AIM OF THE TASK> Copy the listing out in full. Keep every word as it is.

MATERIAL FOR THE TASK>
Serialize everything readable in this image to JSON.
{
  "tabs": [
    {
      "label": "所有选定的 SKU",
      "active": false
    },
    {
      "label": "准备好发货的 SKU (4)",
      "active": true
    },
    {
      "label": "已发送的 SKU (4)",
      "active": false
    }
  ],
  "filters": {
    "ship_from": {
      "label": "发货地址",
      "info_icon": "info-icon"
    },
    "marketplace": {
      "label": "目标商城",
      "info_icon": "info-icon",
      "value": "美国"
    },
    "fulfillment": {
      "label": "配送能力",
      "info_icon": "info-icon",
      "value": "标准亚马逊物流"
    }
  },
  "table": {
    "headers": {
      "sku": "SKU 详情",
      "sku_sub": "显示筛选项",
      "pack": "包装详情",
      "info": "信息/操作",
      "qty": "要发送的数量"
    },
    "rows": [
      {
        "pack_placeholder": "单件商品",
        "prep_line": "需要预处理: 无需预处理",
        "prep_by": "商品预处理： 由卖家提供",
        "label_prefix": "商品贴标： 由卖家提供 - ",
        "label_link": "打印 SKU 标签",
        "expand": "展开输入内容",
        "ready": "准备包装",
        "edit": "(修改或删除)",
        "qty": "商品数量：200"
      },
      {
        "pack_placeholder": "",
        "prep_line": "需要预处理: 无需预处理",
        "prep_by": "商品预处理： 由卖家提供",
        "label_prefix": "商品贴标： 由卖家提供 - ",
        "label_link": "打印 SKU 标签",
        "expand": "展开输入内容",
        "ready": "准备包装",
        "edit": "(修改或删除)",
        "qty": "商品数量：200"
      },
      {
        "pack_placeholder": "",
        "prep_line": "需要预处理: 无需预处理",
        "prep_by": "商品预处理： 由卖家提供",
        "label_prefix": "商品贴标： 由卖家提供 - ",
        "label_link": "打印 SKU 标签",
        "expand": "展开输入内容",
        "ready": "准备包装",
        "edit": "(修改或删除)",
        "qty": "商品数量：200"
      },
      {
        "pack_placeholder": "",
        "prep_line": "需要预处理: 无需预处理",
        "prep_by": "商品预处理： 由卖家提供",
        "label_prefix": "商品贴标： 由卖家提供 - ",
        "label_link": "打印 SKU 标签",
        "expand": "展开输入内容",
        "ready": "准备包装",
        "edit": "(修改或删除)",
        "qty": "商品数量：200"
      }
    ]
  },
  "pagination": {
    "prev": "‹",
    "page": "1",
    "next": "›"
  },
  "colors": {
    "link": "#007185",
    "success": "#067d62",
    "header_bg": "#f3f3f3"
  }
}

EXERCISE RESPONSE>
Serialize everything readable in this image to JSON.
{
  "tabs": [
    {
      "label": "所有选定的 SKU",
      "active": false
    },
    {
      "label": "准备好发货的 SKU (4)",
      "active": true
    },
    {
      "label": "已发送的 SKU (4)",
      "active": false
    }
  ],
  "filters": {
    "ship_from": {
      "label": "发货地址",
      "info_icon": "info-icon"
    },
    "marketplace": {
      "label": "目标商城",
      "info_icon": "info-icon",
      "value": "美国"
    },
    "fulfillment": {
      "label": "配送能力",
      "info_icon": "info-icon",
      "value": "标准亚马逊物流"
    }
  },
  "table": {
    "headers": {
      "sku": "SKU 详情",
      "sku_sub": "显示筛选项",
      "pack": "包装详情",
      "info": "信息/操作",
      "qty": "要发送的数量"
    },
    "rows": [
      {
        "pack_placeholder": "单件商品",
        "prep_line": "需要预处理: 无需预处理",
        "prep_by": "商品预处理： 由卖家提供",
        "label_prefix": "商品贴标： 由卖家提供 - ",
        "label_link": "打印 SKU 标签",
        "expand": "展开输入内容",
        "ready": "准备包装",
        "edit": "(修改或删除)",
        "qty": "商品数量：200"
      },
      {
        "pack_placeholder": "",
        "prep_line": "需要预处理: 无需预处理",
        "prep_by": "商品预处理： 由卖家提供",
        "label_prefix": "商品贴标： 由卖家提供 - ",
        "label_link": "打印 SKU 标签",
        "expand": "展开输入内容",
        "ready": "准备包装",
        "edit": "(修改或删除)",
        "qty": "商品数量：200"
      },
      {
        "pack_placeholder": "",
        "prep_line": "需要预处理: 无需预处理",
        "prep_by": "商品预处理： 由卖家提供",
        "label_prefix": "商品贴标： 由卖家提供 - ",
        "label_link": "打印 SKU 标签",
        "expand": "展开输入内容",
        "ready": "准备包装",
        "edit": "(修改或删除)",
        "qty": "商品数量：200"
      },
      {
        "pack_placeholder": "",
        "prep_line": "需要预处理: 无需预处理",
        "prep_by": "商品预处理： 由卖家提供",
        "label_prefix": "商品贴标： 由卖家提供 - ",
        "label_link": "打印 SKU 标签",
        "expand": "展开输入内容",
        "ready": "准备包装",
        "edit": "(修改或删除)",
        "qty": "商品数量：200"
      }
    ]
  },
  "pagination": {
    "prev": "‹",
    "page": "1",
    "next": "›"
  },
  "colors": {
    "link": "#007185",
    "success": "#067d62",
    "header_bg": "#f3f3f3"
  }
}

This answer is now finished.